Deep Learning Model Training for 3D Molecules in Atomic Force Microscopy
(2024-02-07) Turpeinen, Aleksi; Oinonen, Niko; Perustieteiden korkeakoulu; Liljeroth, Peter

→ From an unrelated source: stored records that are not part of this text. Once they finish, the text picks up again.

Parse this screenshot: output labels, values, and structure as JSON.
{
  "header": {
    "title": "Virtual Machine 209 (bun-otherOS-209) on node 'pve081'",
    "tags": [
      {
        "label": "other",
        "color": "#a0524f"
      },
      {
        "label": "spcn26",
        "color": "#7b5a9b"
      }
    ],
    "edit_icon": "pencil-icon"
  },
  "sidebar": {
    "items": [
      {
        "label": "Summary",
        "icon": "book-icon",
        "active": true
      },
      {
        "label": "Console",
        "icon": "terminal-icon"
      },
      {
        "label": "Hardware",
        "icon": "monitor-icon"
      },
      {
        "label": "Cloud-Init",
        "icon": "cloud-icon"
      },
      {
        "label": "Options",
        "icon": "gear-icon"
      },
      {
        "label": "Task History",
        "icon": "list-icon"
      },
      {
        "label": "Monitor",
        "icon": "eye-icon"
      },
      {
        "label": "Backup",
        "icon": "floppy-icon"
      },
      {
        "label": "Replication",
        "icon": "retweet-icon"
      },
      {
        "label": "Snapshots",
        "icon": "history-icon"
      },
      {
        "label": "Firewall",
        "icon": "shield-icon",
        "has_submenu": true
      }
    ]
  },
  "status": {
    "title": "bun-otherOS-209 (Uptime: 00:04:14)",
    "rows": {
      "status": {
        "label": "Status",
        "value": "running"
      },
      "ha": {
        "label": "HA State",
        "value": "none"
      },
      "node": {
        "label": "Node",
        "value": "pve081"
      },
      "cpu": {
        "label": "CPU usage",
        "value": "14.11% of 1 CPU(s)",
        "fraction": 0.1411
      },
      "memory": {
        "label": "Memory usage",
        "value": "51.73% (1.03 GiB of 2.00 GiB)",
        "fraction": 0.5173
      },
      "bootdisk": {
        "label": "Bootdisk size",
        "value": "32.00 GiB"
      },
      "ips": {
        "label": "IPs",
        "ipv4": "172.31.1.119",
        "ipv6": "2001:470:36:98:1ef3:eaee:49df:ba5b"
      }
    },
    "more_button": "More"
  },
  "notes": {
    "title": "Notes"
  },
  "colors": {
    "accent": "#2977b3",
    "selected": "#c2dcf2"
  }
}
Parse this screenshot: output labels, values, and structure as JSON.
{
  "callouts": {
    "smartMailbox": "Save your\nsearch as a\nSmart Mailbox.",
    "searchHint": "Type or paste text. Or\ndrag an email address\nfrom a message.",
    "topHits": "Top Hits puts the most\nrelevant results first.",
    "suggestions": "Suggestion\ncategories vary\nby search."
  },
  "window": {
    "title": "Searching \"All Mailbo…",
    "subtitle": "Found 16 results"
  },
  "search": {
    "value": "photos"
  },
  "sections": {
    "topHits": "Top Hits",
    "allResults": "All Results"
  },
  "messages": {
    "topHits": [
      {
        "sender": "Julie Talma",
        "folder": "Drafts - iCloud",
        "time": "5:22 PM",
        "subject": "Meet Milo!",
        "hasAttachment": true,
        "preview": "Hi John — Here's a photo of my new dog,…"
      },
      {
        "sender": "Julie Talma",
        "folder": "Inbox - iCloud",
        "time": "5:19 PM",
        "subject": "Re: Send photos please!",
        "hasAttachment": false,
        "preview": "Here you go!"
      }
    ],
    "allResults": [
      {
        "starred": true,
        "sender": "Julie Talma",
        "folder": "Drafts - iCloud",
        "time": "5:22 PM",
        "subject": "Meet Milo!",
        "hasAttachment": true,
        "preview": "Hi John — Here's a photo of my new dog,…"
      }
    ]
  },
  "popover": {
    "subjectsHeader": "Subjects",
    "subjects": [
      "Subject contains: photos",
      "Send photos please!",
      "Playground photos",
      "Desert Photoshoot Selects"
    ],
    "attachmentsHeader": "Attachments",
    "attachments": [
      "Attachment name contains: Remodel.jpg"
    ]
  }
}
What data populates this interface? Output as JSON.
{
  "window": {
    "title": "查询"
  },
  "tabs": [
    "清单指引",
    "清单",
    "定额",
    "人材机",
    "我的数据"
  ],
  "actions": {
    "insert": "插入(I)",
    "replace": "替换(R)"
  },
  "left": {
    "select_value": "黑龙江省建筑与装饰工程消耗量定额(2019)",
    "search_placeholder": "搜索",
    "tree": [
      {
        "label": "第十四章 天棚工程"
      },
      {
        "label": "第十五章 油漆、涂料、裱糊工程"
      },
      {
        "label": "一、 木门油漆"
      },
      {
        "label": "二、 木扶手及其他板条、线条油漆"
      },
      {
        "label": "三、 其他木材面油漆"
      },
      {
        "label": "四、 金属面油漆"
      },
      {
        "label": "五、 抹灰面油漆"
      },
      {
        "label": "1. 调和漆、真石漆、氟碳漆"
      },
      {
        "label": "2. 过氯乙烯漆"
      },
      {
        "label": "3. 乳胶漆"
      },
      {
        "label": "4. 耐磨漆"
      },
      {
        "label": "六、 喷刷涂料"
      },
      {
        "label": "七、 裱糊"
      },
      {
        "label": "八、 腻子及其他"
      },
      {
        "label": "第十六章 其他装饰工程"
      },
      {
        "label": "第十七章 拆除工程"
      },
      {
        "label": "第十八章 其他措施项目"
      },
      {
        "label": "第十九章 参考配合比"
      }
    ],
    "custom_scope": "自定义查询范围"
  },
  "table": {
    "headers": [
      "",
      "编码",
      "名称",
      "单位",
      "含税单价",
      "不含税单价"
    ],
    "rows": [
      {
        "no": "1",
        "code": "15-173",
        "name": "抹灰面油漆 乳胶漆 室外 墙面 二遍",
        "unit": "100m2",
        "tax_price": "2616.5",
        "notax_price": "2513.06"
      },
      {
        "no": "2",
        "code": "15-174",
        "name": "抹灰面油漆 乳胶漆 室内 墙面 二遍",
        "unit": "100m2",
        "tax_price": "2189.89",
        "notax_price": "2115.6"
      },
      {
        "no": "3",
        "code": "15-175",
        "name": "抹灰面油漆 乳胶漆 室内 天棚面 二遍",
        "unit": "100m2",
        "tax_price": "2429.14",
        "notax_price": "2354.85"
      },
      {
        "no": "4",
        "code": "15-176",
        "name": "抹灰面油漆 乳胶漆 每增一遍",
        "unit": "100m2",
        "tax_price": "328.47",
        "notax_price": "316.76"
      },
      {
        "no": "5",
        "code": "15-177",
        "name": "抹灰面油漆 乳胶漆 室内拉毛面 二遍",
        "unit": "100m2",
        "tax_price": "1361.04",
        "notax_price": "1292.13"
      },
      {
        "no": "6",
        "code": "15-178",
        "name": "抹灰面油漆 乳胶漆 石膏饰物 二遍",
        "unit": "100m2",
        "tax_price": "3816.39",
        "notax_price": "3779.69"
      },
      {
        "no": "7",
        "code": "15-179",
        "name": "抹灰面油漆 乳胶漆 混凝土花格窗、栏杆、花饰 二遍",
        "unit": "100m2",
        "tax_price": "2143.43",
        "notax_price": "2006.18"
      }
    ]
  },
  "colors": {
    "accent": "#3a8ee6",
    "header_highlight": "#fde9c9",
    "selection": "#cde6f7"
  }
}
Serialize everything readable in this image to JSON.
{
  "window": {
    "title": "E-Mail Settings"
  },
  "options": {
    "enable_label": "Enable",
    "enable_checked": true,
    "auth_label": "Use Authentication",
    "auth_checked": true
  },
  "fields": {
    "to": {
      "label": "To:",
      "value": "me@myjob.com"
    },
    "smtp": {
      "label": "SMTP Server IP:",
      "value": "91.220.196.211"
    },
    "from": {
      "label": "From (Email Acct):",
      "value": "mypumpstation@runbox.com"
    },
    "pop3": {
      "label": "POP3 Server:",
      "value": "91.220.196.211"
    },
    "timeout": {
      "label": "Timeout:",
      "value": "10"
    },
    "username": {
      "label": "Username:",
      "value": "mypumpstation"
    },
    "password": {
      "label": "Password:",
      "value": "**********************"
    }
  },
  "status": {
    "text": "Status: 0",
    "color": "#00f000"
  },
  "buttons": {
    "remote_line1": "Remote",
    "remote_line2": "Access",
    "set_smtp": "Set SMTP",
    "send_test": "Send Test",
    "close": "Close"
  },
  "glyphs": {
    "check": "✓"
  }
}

Atomic Force Microscopy (AFM) is a nanoscale technique that offers the capability to capture high-resolution images of single atoms or molecules. This is done by bringing a small, metallic cantilever with a carbon monoxide (CO) molecule attached to its tip close to the examined surface in ultra-vacuum conditions close to absolute zero temperature. The cantilever is driven to oscillate with a specific frequency near the surface. The interaction forces between the atoms on the surface and the CO molecule at the cantilever's tip induce modifications to the oscillation frequency. These changes provide information about the surface's molecular and atomic structure. In this work, deep learning was used with neural networks in order to improve the resolution and clarity of simulated AFM images and gain more information about their 3D molecular structure. The accuracy of the neural network was measured with a loss function computed with the mean squared error method, which was minimized with gradient descent. Instead of real-life AFM images, a Probe Particle Model was used to simulate an AFM system using the Lennard-Jones potential and the Coulomb force. Two large datasets of simulated AFM images were given to a neural network to train it. One dataset was smaller than the other, but had a large amount of rotations for the molecules. The other dataset was larger and contained molecules with heavier elements such as bromine and chlorine. After this phase, separate simulated AFM images were fed to the trained neural network to test the model. The neural network training required significant computational resources, but using graphics processing units (GPU) on the Aalto University Triton server greatly sped up the training process. The neural network demonstrated a significant improvement in the simulated AFM images. This enhancement made individual atoms within the molecules distinctly visible, and the geometric configuration of the observed molecules easily ascertainable. By combining the precision of AFM with the computational power of neural networks, this work advances our understanding of molecular and atomic landscapes at the nanoscale.